The beat goes on.

Since my post 16 months ago, 5 Vermont lawyers have been transferred to disability inactive status or placed on interim suspension as a result of substance abuse and/or mental health issues.  For those 5 lawyers, help came too late not to involve the disciplinary process.

Whatever we do to address this problem, we need to make sure it includes spreading the word that it is no longer sufficient to wait to refer someone to help until he’s hospitalized or her practice has cratered.  Refer early.  Not to save clients from harm, but to help a fellow human being get into recovery or treatment.

After the NYT article ran this weekend, some wonderful, caring lawyers engaged me in social media conversations on the need to do better as a profession on this issue. I love that they were involved and I thank each and every one of them.

We need to do more.  The fact that “talking about it on social media” is a positive step shows how far we have to go.

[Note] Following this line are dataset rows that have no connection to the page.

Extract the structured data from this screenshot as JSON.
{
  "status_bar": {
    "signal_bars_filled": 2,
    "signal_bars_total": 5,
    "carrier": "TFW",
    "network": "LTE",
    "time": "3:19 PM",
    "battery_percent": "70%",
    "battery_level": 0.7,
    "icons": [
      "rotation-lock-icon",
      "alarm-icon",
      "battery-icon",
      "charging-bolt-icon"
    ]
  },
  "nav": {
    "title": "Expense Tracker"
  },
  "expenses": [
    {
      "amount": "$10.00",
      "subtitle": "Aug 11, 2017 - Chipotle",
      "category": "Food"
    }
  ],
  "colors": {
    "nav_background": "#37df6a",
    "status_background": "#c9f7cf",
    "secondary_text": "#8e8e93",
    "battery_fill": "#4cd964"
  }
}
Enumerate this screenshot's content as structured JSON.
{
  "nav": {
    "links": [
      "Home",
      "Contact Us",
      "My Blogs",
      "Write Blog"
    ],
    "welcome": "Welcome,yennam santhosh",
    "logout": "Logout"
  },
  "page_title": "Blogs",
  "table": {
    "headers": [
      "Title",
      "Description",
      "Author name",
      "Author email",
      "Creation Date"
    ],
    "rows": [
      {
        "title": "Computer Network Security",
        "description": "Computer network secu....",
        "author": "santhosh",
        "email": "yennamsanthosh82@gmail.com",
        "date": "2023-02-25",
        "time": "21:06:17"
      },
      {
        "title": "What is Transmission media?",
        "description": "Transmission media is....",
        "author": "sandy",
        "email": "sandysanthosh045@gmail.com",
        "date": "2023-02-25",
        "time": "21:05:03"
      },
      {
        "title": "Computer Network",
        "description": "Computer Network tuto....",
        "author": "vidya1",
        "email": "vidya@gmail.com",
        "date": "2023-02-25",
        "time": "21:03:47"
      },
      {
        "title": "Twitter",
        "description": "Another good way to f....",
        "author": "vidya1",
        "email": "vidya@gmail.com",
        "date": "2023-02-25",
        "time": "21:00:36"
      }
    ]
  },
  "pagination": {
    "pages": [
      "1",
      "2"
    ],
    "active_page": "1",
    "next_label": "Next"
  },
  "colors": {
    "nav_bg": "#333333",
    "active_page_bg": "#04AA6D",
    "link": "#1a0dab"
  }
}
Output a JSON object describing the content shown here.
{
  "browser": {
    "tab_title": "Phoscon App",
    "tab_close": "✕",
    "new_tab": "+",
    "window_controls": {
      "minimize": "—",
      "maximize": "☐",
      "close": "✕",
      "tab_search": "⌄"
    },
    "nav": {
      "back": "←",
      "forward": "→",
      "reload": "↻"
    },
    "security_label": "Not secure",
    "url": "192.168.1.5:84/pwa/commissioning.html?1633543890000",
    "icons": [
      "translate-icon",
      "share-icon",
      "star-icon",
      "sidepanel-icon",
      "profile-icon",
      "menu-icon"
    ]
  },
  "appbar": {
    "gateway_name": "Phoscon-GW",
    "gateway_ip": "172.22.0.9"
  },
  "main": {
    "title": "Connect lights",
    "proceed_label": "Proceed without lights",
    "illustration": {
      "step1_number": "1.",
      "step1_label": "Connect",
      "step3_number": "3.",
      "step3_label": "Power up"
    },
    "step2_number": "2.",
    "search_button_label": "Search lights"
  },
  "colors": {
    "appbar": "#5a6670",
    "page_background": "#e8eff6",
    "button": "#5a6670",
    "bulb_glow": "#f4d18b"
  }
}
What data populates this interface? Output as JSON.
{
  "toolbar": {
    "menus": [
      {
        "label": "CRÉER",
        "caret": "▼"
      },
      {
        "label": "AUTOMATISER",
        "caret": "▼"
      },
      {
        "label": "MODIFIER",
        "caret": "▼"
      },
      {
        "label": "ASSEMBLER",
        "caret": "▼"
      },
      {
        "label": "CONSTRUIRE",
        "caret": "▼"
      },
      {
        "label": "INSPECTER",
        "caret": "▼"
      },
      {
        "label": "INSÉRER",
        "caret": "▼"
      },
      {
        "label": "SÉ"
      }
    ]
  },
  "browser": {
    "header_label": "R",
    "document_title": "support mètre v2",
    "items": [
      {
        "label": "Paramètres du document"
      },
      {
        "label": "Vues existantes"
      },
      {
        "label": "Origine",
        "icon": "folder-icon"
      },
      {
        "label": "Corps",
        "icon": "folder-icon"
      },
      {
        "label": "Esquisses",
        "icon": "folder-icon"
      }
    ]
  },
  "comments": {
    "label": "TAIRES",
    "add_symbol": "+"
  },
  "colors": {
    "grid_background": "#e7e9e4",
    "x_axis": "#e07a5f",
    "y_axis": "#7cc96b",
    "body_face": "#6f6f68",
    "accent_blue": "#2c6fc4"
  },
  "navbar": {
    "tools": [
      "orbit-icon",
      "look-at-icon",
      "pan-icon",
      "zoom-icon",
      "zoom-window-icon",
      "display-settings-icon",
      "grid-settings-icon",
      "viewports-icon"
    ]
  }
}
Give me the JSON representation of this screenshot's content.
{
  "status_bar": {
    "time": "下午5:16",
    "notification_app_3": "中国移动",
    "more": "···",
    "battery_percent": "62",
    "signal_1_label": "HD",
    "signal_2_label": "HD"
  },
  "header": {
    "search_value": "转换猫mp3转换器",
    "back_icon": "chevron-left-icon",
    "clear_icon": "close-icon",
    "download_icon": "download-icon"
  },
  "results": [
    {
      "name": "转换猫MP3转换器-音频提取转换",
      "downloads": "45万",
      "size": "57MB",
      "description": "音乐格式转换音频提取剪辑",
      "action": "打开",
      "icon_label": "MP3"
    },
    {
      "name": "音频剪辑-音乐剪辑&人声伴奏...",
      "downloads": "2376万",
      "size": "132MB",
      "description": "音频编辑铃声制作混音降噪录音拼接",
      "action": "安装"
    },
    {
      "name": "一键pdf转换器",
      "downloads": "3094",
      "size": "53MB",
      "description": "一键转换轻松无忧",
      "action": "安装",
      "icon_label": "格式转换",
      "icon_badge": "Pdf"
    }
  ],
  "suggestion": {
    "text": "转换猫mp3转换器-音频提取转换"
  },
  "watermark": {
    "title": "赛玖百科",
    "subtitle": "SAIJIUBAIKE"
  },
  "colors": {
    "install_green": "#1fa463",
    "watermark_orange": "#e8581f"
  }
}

My original post includes links to resources:

  • “Help is available.”Contact the Vermont Lawyers Assistance Program. It’s confidential and the volunteers are exempt from the reporting requirement in Rule 8.3.  Josh Simonds is the Director and is an excellent resource. A referral to Josh’s program will not result in a referral to the disciplinary prosecutors.

    “Or, call me.  It’s confidential. I can refer an attorney to the LAP program or to one of the PRB’s assistance panels. The panels, in turn, have the authority to refer a lawyer to LAP or to any type of counseling.  I CANNOT refer the attorney to the disciplinary office.

    Or, visit the website for the ABA Commission on Lawyer Assistance Programs.”

Beyond encouraging you to refer lawyers in need to help, other things I think we need to do:

  • Figure out how to fund the Vermont Lawyers Assistance Program
  • Decouple discipline/reporting from treatment/referrals
  • Seminars on how to help, where to turn
  • CLE in recognizing the signs & symptoms of alcohol/drug abuse & mental health conditions
  • Understanding that, if help arrives early, the lawyer will not lose his or her law license

There’s probably a lot more to do.  These would just be a start.

We cannot let the topic fade into the background.  The numbers prove that lawyers need help now.  We must provide it.

As a profession, we’ve gone on & on for years about “access to justice” and haven’t come close to solving that problem.  In my book, “access to justice” necessarily includes “access to legal services.”   Not to just any legal services, but to competent legal services.   In that sense, this is an access issue.

Help another lawyer.  The one you help might someday return the favor.

Here are some resources:

Road to Recovery